Just 4:42 into the game, Lonnie Jackson scored off a beautiful feed from Patrick Heckmann, giving BC a 12-3 lead and forcing the coach of then-24th-ranked Harvard, Tommy Amaker, to call a timeout. While the players chest-bumped and high-fived in front of the bench, Robo stood in the crowd, a fist held to the sky.
At halftime Harvard led 40-33, but Robo was encouraged. Snacking on celery, he said he was confident the team would turn it around. "We're going to pull off the upset," he proclaimed, tugging on the gold rally beads he had recently donned. He paid no attention to the half-court entertainment, a scrimmage between kids about his age, a travel team called the Wakefield Warriors. Instead, he chatted with athletic trainer Beth Gillis, who hung up her black canvas medical bag down on the end of the bench next to the rack of Powerade.

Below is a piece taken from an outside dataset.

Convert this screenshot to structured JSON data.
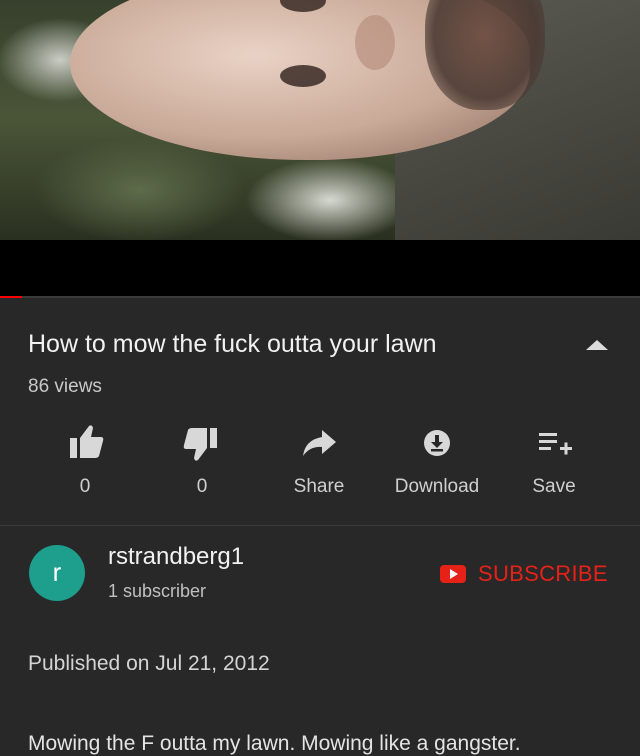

The comeback never materialized. An experienced Harvard team took BC apart after intermission, rolling to a 67-46 win.
Undaunted, Robo walked out onto the court with Gillis, standing behind the players and joining them in singing the school's alma mater. Then he headed down to the locker room for some postgame pasta. His family waited patiently for another 40 minutes, not wanting to take him away from a place where he belongs.
Marty Dobrow is a frequent contributor to ESPNBoston.com. A professor of communications at Springfield College, he is the author of "Knocking on Heaven's Door: Six Minor Leaguers in Search of the Baseball Dream" (2010, University of Massachusetts Press).